### HOW TO COMPLETE THIS TASK
In the records below, print each line exactly and leave every image out.

═════ MATERIAL SUPPLIED

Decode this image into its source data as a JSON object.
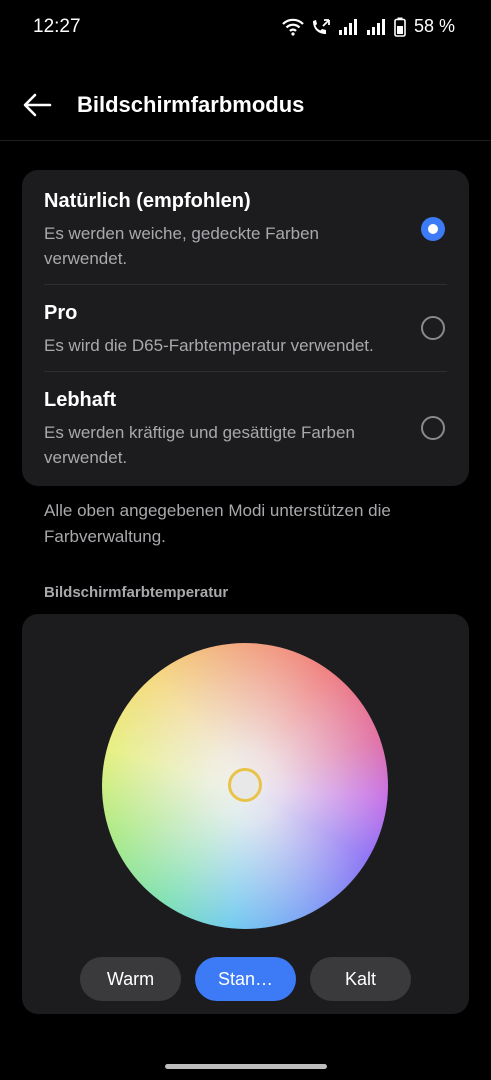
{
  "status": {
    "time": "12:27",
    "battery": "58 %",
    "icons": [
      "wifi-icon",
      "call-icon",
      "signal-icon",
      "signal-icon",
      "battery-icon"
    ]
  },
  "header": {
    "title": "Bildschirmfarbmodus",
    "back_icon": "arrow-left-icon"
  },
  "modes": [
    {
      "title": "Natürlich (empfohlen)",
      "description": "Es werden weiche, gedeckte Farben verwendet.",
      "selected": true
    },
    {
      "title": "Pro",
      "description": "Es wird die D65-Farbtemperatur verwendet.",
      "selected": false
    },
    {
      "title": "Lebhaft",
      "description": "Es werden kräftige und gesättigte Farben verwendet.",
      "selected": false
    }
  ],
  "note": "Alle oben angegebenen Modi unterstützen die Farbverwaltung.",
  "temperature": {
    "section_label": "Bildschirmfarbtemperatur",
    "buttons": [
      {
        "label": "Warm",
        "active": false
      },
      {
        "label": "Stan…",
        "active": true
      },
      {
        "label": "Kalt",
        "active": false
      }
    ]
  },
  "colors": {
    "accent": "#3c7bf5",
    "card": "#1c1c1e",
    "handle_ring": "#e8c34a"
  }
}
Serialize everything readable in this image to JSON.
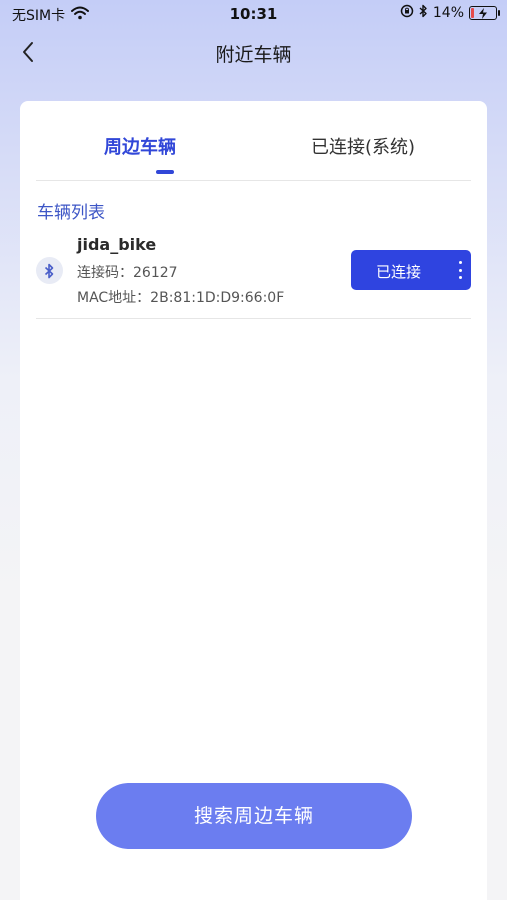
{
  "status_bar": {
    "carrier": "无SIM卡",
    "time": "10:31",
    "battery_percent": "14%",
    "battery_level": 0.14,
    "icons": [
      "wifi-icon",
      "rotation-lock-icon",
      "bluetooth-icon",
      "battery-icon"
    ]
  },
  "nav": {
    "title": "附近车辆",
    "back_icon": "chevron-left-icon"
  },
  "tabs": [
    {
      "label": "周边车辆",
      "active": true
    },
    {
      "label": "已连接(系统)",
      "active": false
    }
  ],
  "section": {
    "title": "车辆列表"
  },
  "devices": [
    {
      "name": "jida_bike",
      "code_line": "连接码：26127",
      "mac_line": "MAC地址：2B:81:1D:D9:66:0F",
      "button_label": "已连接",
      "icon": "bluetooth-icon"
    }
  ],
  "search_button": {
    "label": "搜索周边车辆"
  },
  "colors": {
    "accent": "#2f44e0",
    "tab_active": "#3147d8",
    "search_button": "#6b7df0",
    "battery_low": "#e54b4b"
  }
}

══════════

### OUTPUT OF THE TASK
Decode this image into its source data as a JSON object.
{
  "status": {
    "time": "12:27",
    "battery": "58 %",
    "icons": [
      "wifi-icon",
      "call-icon",
      "signal-icon",
      "signal-icon",
      "battery-icon"
    ]
  },
  "header": {
    "title": "Bildschirmfarbmodus",
    "back_icon": "arrow-left-icon"
  },
  "modes": [
    {
      "title": "Natürlich (empfohlen)",
      "description": "Es werden weiche, gedeckte Farben verwendet.",
      "selected": true
    },
    {
      "title": "Pro",
      "description": "Es wird die D65-Farbtemperatur verwendet.",
      "selected": false
    },
    {
      "title": "Lebhaft",
      "description": "Es werden kräftige und gesättigte Farben verwendet.",
      "selected": false
    }
  ],
  "note": "Alle oben angegebenen Modi unterstützen die Farbverwaltung.",
  "temperature": {
    "section_label": "Bildschirmfarbtemperatur",
    "buttons": [
      {
        "label": "Warm",
        "active": false
      },
      {
        "label": "Stan…",
        "active": true
      },
      {
        "label": "Kalt",
        "active": false
      }
    ]
  },
  "colors": {
    "accent": "#3c7bf5",
    "card": "#1c1c1e",
    "handle_ring": "#e8c34a"
  }
}
Serialize everything readable in this image to JSON.
{
  "status_bar": {
    "carrier": "无SIM卡",
    "time": "10:31",
    "battery_percent": "14%",
    "battery_level": 0.14,
    "icons": [
      "wifi-icon",
      "rotation-lock-icon",
      "bluetooth-icon",
      "battery-icon"
    ]
  },
  "nav": {
    "title": "附近车辆",
    "back_icon": "chevron-left-icon"
  },
  "tabs": [
    {
      "label": "周边车辆",
      "active": true
    },
    {
      "label": "已连接(系统)",
      "active": false
    }
  ],
  "section": {
    "title": "车辆列表"
  },
  "devices": [
    {
      "name": "jida_bike",
      "code_line": "连接码：26127",
      "mac_line": "MAC地址：2B:81:1D:D9:66:0F",
      "button_label": "已连接",
      "icon": "bluetooth-icon"
    }
  ],
  "search_button": {
    "label": "搜索周边车辆"
  },
  "colors": {
    "accent": "#2f44e0",
    "tab_active": "#3147d8",
    "search_button": "#6b7df0",
    "battery_low": "#e54b4b"
  }
}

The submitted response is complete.